The breach of text message routing giant Syniverse revealed yet another supply chain attack involving a key supplier, exacerbated by outdated communications protocols desperately in need of a security revamp and better incentives for improvement, says mobile telephony security expert Karsten Nohl.
In an effort to bolster endpoint protection within the U.S. government, the White House is ordering federal agencies to allow CISA to access existing deployments. It is also setting timelines for improving the protection of workstations, mobile phones and servers.
A congressional letter sent to the heads of four federal agencies expressed an urgent need for the Biden administration to continue combating ransomware. This includes a particular focus on the cryptocurrency infrastructure that is enabling these cyberattacks, four Democratic lawmakers say.
In the latest weekly update, four editors at Information Security Media Group discuss important cybersecurity issues, including the importance of product security, the impact of ransomware on healthcare sector entities during the pandemic and thinking about cybersecurity awareness creatively.
The latest edition of the ISMG Security Report features an analysis of the arrest of two suspects tied to a major ransomware group in Ukraine. Also featured: Introducing "The Ransomware Files" and defining the next-gen CISO.

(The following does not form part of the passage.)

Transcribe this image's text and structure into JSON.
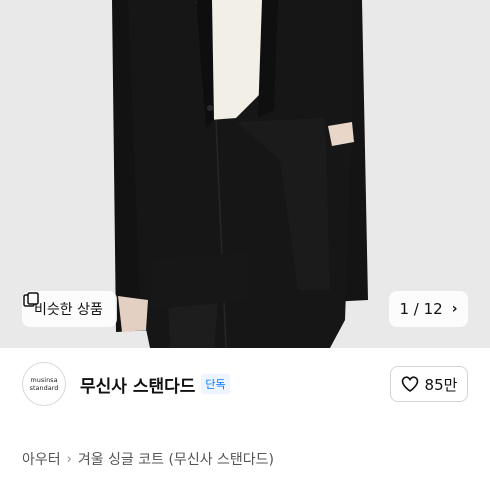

Cyber extortion through digital means is nothing new, says U.K.-based cybersecurity expert John Walker, but the concerning aspect of today's ransomware attacks is that they are "low-cost in the macro sense and so easy to achieve."
A new self-assessment tool aims to help public and private sector organizations assess their level of vulnerability to insider threats, according to CISA. The agency also indicated this week it will keep its "rumor control" website active ahead of the 2022 midterm elections.
The world is experiencing a cybercrime pandemic, which is a direct consequence of COVID-19, according to Amit Basu, CISO and CIO at International Seaways. He offers proactive prevention measures, based on his own experience, for how organizations can stay safe and secure.
Ransomware-wielding attackers love to lie to victims. But REvil - aka Sodinokibi - has reportedly been running double negotiations to make affiliates think a victim hasn't paid a ransom, using a backdoor in the malware that allows administrators to decrypt victims' systems, so affiliates don't get their cut.
Four editors at Information Security Media Group discuss important cybersecurity issues, including the rise of quadruple extortion attacks employed by ransomware gangs, the FBI reportedly withholding the Kaseya ransomware decryption key for weeks, and raising security posture during a pandemic.
The latest edition of the ISMG Security Report features an analysis of how the U.S. government has been tracking an increase in the pace of attacks tied to Conti ransomware. Also featured are what "protection" means today and building a new cybersecurity operating model.
FBI Director Christopher Wray faced questions during a Senate hearing Tuesday concerning a published report that the bureau for almost three weeks withheld a decryption key that agents obtained from the ransomware gang that targeted software firm Kaseya.
Like his peer CISOs, Amit Basu of International Seaways is concerned about complexity and the shifting landscape. But not just the threat landscape – he also is challenged by the shifting dynamics of business priorities and processes, as well as what "protection" in this new environment now entails.
Score one for the good guys in the fight against ransomware: Anyone who fell victim to REvil, aka Sodinokibi, crypto-locking malware before July 13 can now decrypt their files for free, thanks to a decryptor released by security firm Bitdefender.
The latest edition of the ISMG Security Report features an analysis of the state of the Biden administration's efforts to disrupt ransomware attackers, as well as how a newly patched Apple iMessage flaw was being targeted by Pegasus spyware to effect zero-click exploits.